Precision, safety and effectiveness are the main goals of the researchers behind the Nanomedicines.  Talking about this new therapeutic procedure, Professor Patrick Couvreur, a pioneer bio-pharmacist in the development of these tiny tablets, stated that "This avoids the often severe side effects observed in conventional chemotherapy, but also short-circuit resistance phenomena." The world needed this new cancer treatment, some go further to say.  

Ten nano-drugs are already on the market, most of which are used in oncology: Doxil or Caelyx (doxorubicin) Janssen Cilag, and Abraxane (paclitaxel), Celgene, two drugs used in the treatment of advanced breast cancer and ovarian cancer. In fact, a clinical phase 3 study is also underway in 40 European and American hospitals to evaluate the effect of doxorubicin in encapsulated form, a nano-drug, used in the treatment of liver cancer resistant to chemotherapy. According to preliminary results reported by Prof. Couvreur, 18 months patient survival would be double by using these new cancer drugs.

More Targeted Therapy less Invasive Treatments 

With the constant improvement in the recent years in imaging techniques, cancer patients can also benefit from therapeutic procedures involving radiologists. According to Afshin Gangi, a specialist of interventional radiology in Strasbourg, the objective of this new cancer treatment is to "take the shortest path to the tumor" and destroy it as completely as possible, without necessarily resorting to conventional surgery.

Invasive surgery can now be replaced by thermal ablation techniques, making use of radio-frequency, laser, microwave, cryotherapy (using cold) or focused ultrasound in which the therapeutic energy is focused on the target (the tumor) to destroy it with less damage to healthy tissue surrounding.  Mainly used today in treatment of certain conditions of the kidney, liver and prostate, these techniques may also be used in the future to treat other abdominal organs as well as breast conditions, according to Dr. Gangi. 

 

Another specialist, Dr. Albert Gelet, urologist at the University Hospital of Lyon, believe that the target treatment is a good alternative for moderately aggressive prostate cancers.
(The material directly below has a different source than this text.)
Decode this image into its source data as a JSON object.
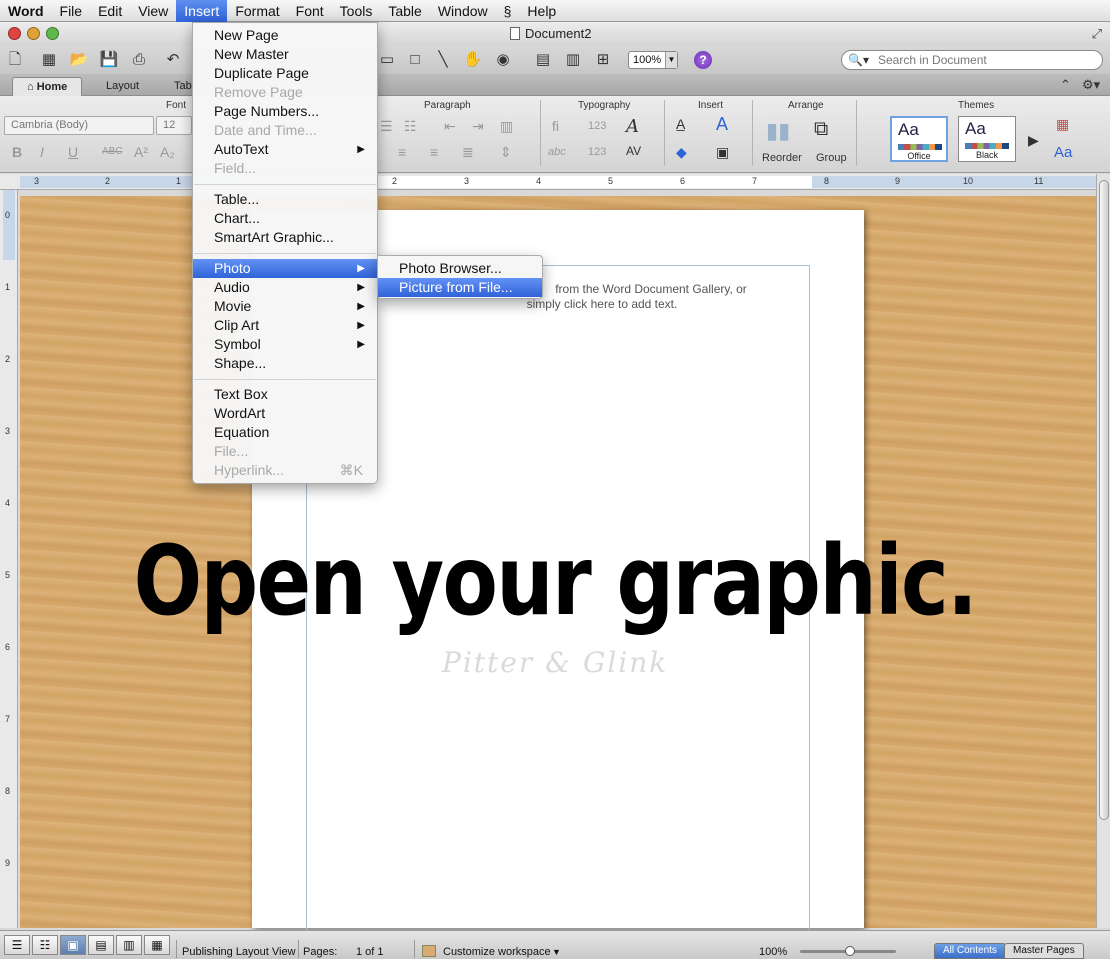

It has been years that the standard treatment was total surgical removal of the prostate, leading to adverse effects: urinary incontinence, sexual disorders, and others. "With the focal therapy, it is easier to reduce urinary and sexual toxicity," says the Doctor 

 

The other advantage of these new treatments is the fact they do not exclude possibility to recourse thereafter to conventional therapies - surgery and radiation – in case the cancer suddenly became more aggressive.  According to Dr. Gelet, nearly 20% of prostate cancers could, in the future, be treated by these types of new cancer treatment.
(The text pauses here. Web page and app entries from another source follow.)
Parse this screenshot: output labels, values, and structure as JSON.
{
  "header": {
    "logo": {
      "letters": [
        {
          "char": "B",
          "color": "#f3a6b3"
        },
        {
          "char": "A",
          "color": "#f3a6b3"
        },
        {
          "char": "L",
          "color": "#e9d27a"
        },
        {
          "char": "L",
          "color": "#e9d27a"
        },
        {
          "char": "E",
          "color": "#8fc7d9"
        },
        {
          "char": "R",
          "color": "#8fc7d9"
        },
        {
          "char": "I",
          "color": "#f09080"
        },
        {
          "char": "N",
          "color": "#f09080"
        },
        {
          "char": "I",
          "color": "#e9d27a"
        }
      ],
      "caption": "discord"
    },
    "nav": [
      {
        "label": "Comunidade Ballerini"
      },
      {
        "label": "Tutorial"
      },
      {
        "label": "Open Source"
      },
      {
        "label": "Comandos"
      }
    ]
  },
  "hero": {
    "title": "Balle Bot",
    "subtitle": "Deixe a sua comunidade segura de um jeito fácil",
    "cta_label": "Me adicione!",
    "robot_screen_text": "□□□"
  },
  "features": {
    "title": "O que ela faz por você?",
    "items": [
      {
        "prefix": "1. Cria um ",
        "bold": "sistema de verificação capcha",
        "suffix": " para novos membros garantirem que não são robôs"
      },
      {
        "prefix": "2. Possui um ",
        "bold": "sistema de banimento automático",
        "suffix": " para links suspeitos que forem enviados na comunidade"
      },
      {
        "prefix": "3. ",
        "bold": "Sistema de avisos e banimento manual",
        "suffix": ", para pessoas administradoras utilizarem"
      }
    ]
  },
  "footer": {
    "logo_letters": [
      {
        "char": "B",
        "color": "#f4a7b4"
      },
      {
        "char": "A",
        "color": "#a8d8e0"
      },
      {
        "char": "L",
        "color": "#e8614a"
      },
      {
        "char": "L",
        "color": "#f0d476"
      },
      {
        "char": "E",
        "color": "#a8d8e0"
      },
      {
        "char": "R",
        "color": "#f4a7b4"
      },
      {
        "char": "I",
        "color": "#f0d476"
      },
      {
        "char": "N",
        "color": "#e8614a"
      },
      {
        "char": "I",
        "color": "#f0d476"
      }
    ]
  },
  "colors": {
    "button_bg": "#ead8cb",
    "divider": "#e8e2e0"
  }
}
Another
 innovation that could significantly improve the survival of some patients with cancer of the stomach or colon is to combine surgery with 
liquid chemotherapyin the abdominal cavity at a temperature of 42-43 °.

The technique is called CHIP (hyperthermic intraperitoneal chemotherapy), and has been used for several years in certain countries in Europe, such as France, on patients with metastases in the peritoneum, with a survival rate at 5 years of 16%. This is a good option comparing to 0% survival for patients who have not been treated with CHIP says Dr. Olivier Glehen.